What the task asks: Each line of the records below that includes "image" adds one to the count; state the final count by itself.

Records supplied:

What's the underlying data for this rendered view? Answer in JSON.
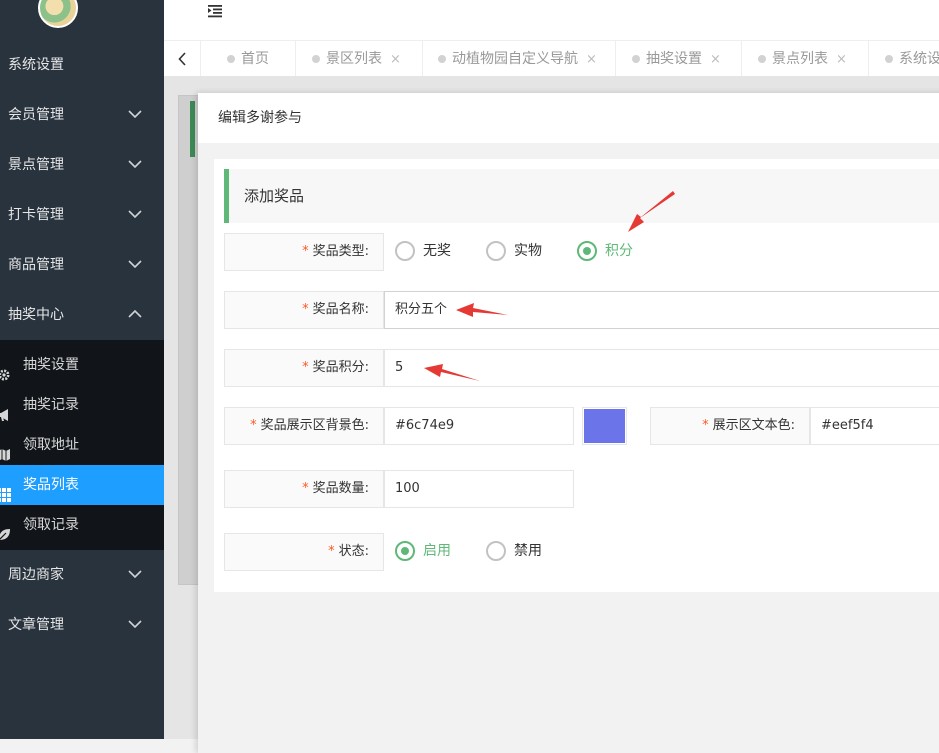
{
  "sidebar": {
    "logo": "park-logo",
    "items": [
      {
        "label": "系统设置",
        "icon": "none"
      },
      {
        "label": "会员管理",
        "icon": "chevron-down-icon"
      },
      {
        "label": "景点管理",
        "icon": "chevron-down-icon"
      },
      {
        "label": "打卡管理",
        "icon": "chevron-down-icon"
      },
      {
        "label": "商品管理",
        "icon": "chevron-down-icon"
      },
      {
        "label": "抽奖中心",
        "icon": "chevron-up-icon"
      },
      {
        "label": "周边商家",
        "icon": "chevron-down-icon"
      },
      {
        "label": "文章管理",
        "icon": "chevron-down-icon"
      }
    ],
    "submenu": [
      {
        "label": "抽奖设置",
        "icon": "gear-icon"
      },
      {
        "label": "抽奖记录",
        "icon": "megaphone-icon"
      },
      {
        "label": "领取地址",
        "icon": "map-icon"
      },
      {
        "label": "奖品列表",
        "icon": "grid-icon",
        "active": true
      },
      {
        "label": "领取记录",
        "icon": "leaf-icon"
      }
    ]
  },
  "header": {
    "menu_toggle_icon": "menu-indent-icon"
  },
  "tabs": [
    {
      "label": "首页",
      "closable": false
    },
    {
      "label": "景区列表",
      "closable": true
    },
    {
      "label": "动植物园自定义导航",
      "closable": true
    },
    {
      "label": "抽奖设置",
      "closable": true
    },
    {
      "label": "景点列表",
      "closable": true
    },
    {
      "label": "系统设",
      "closable": false
    }
  ],
  "tab_close_symbol": "×",
  "modal": {
    "title": "编辑多谢参与",
    "section_title": "添加奖品",
    "required_mark": "*",
    "fields": {
      "prize_type": {
        "label": "奖品类型:",
        "options": [
          "无奖",
          "实物",
          "积分"
        ],
        "selected": "积分"
      },
      "prize_name": {
        "label": "奖品名称:",
        "value": "积分五个"
      },
      "prize_points": {
        "label": "奖品积分:",
        "value": "5"
      },
      "bg_color": {
        "label": "奖品展示区背景色:",
        "value": "#6c74e9",
        "swatch": "#6c74e9"
      },
      "text_color": {
        "label": "展示区文本色:",
        "value": "#eef5f4"
      },
      "quantity": {
        "label": "奖品数量:",
        "value": "100"
      },
      "status": {
        "label": "状态:",
        "options": [
          "启用",
          "禁用"
        ],
        "selected": "启用"
      }
    }
  },
  "colors": {
    "sidebar_bg": "#28333e",
    "submenu_bg": "#11151a",
    "active_blue": "#1e9fff",
    "accent_green": "#5fb878",
    "required_red": "#ff5722",
    "annotation_arrow": "#e53935"
  }
}
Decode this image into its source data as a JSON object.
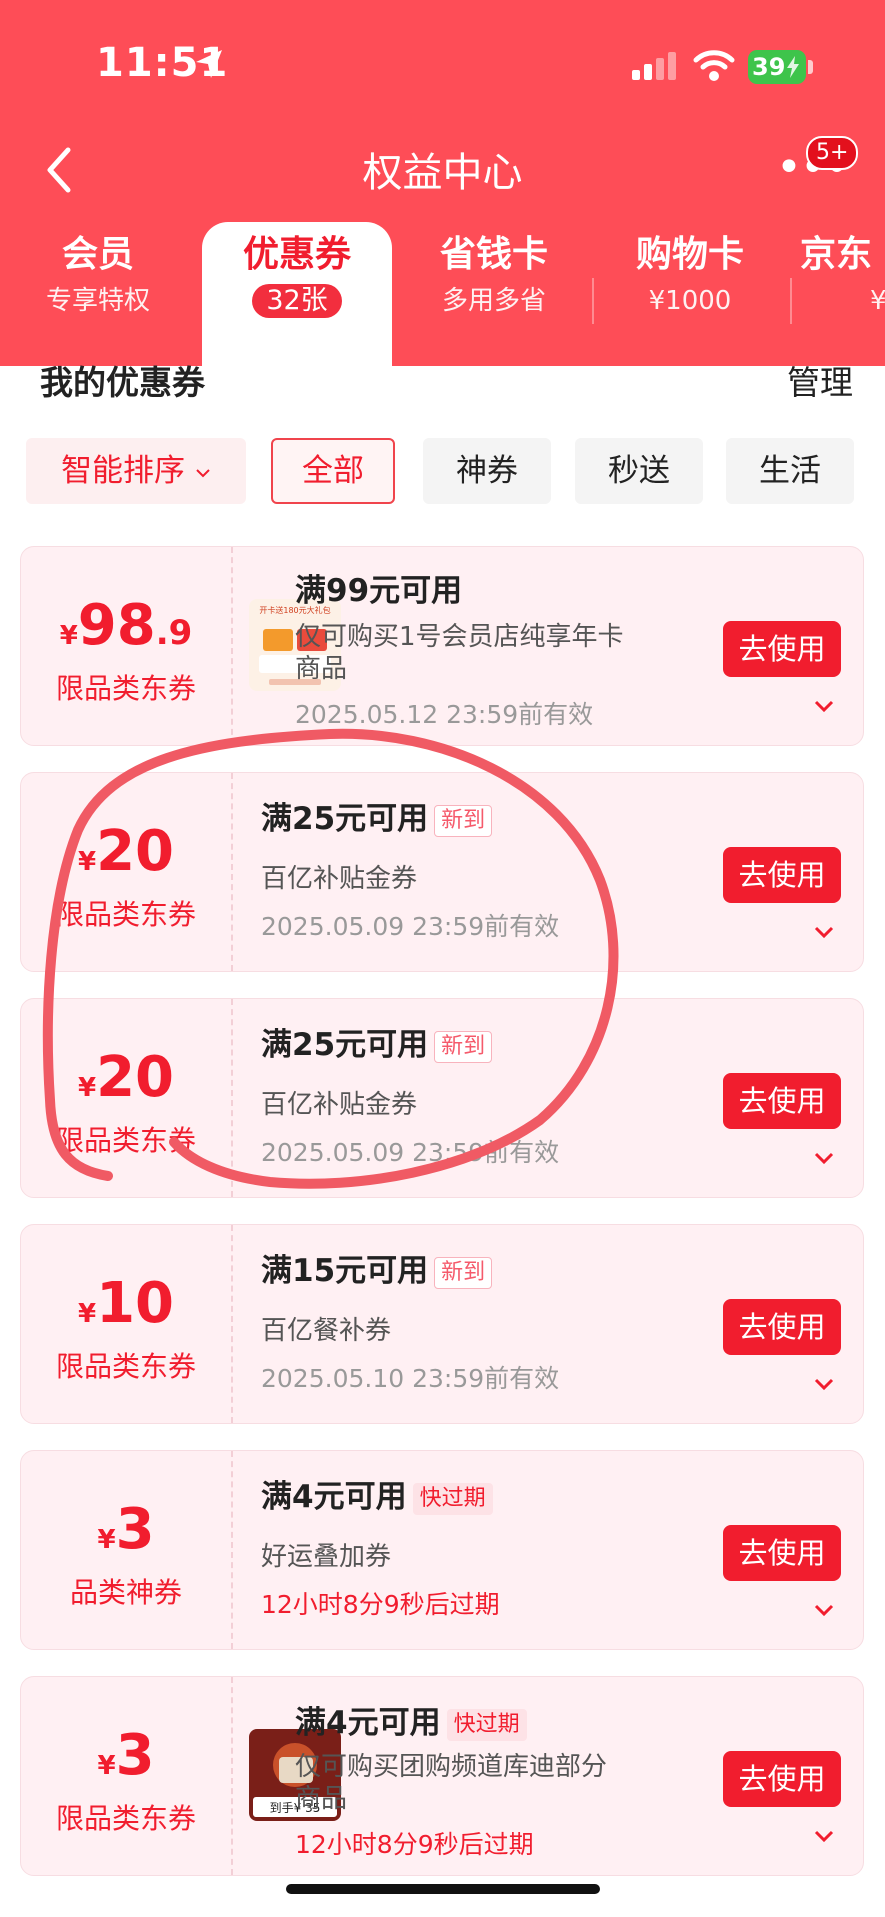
{
  "status": {
    "time": "11:51",
    "battery": "39"
  },
  "header": {
    "title": "权益中心",
    "badge": "5+"
  },
  "tabs": [
    {
      "label": "会员",
      "sub": "专享特权"
    },
    {
      "label": "优惠券",
      "sub": "32张"
    },
    {
      "label": "省钱卡",
      "sub": "多用多省"
    },
    {
      "label": "购物卡",
      "sub": "¥1000"
    },
    {
      "label": "京东",
      "sub": "¥"
    }
  ],
  "section": {
    "title": "我的优惠券",
    "manage": "管理"
  },
  "filters": {
    "sort": "智能排序",
    "items": [
      "全部",
      "神券",
      "秒送",
      "生活"
    ]
  },
  "coupons": [
    {
      "cur": "¥",
      "num": "98",
      "dec": ".9",
      "type": "限品类东券",
      "condition": "满99元可用",
      "tag": "",
      "desc": "仅可购买1号会员店纯享年卡商品",
      "expiry": "2025.05.12 23:59前有效",
      "button": "去使用"
    },
    {
      "cur": "¥",
      "num": "20",
      "dec": "",
      "type": "限品类东券",
      "condition": "满25元可用",
      "tag": "新到",
      "desc": "百亿补贴金券",
      "expiry": "2025.05.09 23:59前有效",
      "button": "去使用"
    },
    {
      "cur": "¥",
      "num": "20",
      "dec": "",
      "type": "限品类东券",
      "condition": "满25元可用",
      "tag": "新到",
      "desc": "百亿补贴金券",
      "expiry": "2025.05.09 23:59前有效",
      "button": "去使用"
    },
    {
      "cur": "¥",
      "num": "10",
      "dec": "",
      "type": "限品类东券",
      "condition": "满15元可用",
      "tag": "新到",
      "desc": "百亿餐补券",
      "expiry": "2025.05.10 23:59前有效",
      "button": "去使用"
    },
    {
      "cur": "¥",
      "num": "3",
      "dec": "",
      "type": "品类神券",
      "condition": "满4元可用",
      "tag": "快过期",
      "desc": "好运叠加券",
      "expiry": "12小时8分9秒后过期",
      "button": "去使用"
    },
    {
      "cur": "¥",
      "num": "3",
      "dec": "",
      "type": "限品类东券",
      "condition": "满4元可用",
      "tag": "快过期",
      "desc": "仅可购买团购频道库迪部分商品",
      "expiry": "12小时8分9秒后过期",
      "button": "去使用"
    }
  ],
  "thumbs": {
    "first": "开卡送180元大礼包",
    "last_price": "到手¥ 35"
  }
}
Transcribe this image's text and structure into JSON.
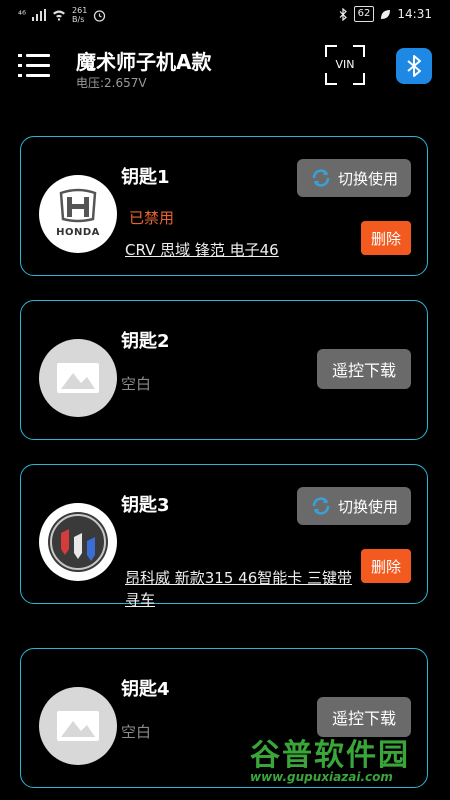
{
  "status_bar": {
    "network": "⁴⁶",
    "speed": "261\nB/s",
    "battery": "62",
    "time": "14:31"
  },
  "header": {
    "title": "魔术师子机A款",
    "subtitle": "电压:2.657V",
    "vin_label": "VIN"
  },
  "keys": [
    {
      "name": "钥匙1",
      "logo": "honda-logo",
      "logo_text": "HONDA",
      "status": "已禁用",
      "description": "CRV 思域 锋范 电子46",
      "switch_label": "切换使用",
      "delete_label": "删除"
    },
    {
      "name": "钥匙2",
      "logo": "placeholder-image-icon",
      "empty_label": "空白",
      "download_label": "遥控下载"
    },
    {
      "name": "钥匙3",
      "logo": "buick-logo",
      "description": "昂科威 新款315 46智能卡 三键带寻车",
      "switch_label": "切换使用",
      "delete_label": "删除"
    },
    {
      "name": "钥匙4",
      "logo": "placeholder-image-icon",
      "empty_label": "空白",
      "download_label": "遥控下载"
    }
  ],
  "watermark": {
    "title": "谷普软件园",
    "url": "www.gupuxiazai.com"
  },
  "colors": {
    "accent_border": "#2bb7d4",
    "delete": "#f25a1f",
    "bluetooth": "#1E88E5",
    "disabled_text": "#e8652f"
  }
}
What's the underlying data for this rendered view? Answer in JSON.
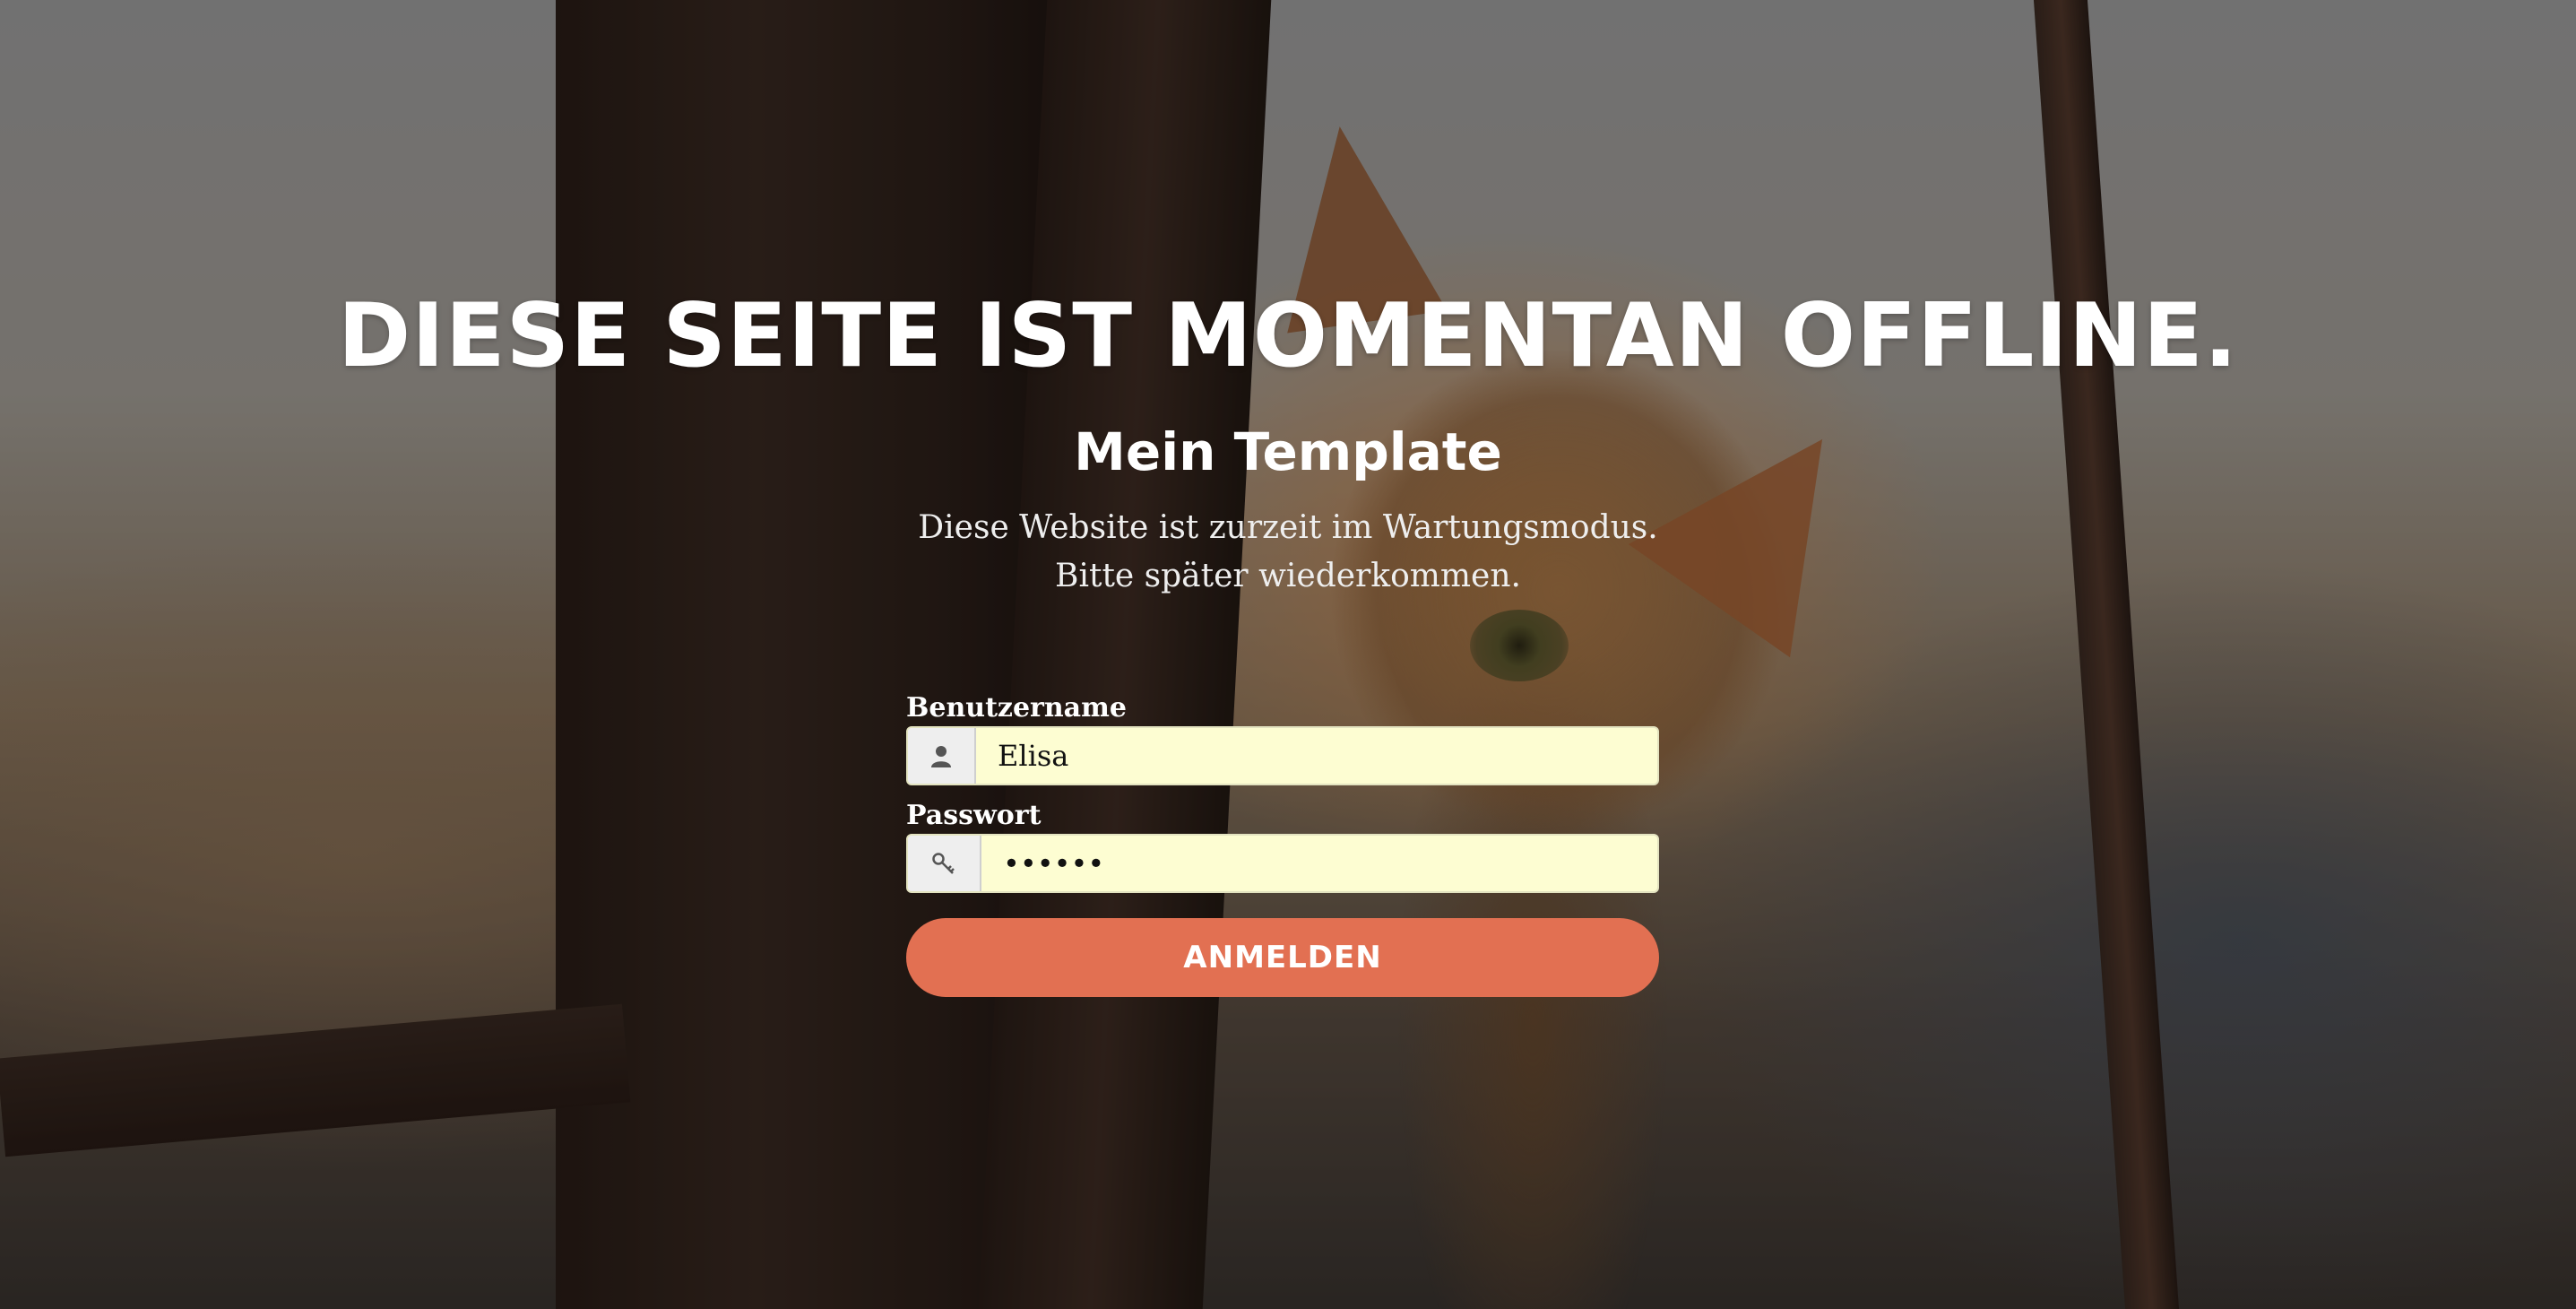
{
  "offline": {
    "headline": "DIESE SEITE IST MOMENTAN OFFLINE.",
    "site_name": "Mein Template",
    "message_line1": "Diese Website ist zurzeit im Wartungsmodus.",
    "message_line2": "Bitte später wiederkommen."
  },
  "login": {
    "username_label": "Benutzername",
    "username_value": "Elisa",
    "username_icon": "user-icon",
    "password_label": "Passwort",
    "password_value": "••••••",
    "password_icon": "key-icon",
    "submit_label": "ANMELDEN"
  },
  "colors": {
    "button": "#e27052",
    "input_autofill": "#fdfdd2",
    "text": "#ffffff"
  }
}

Response area: 4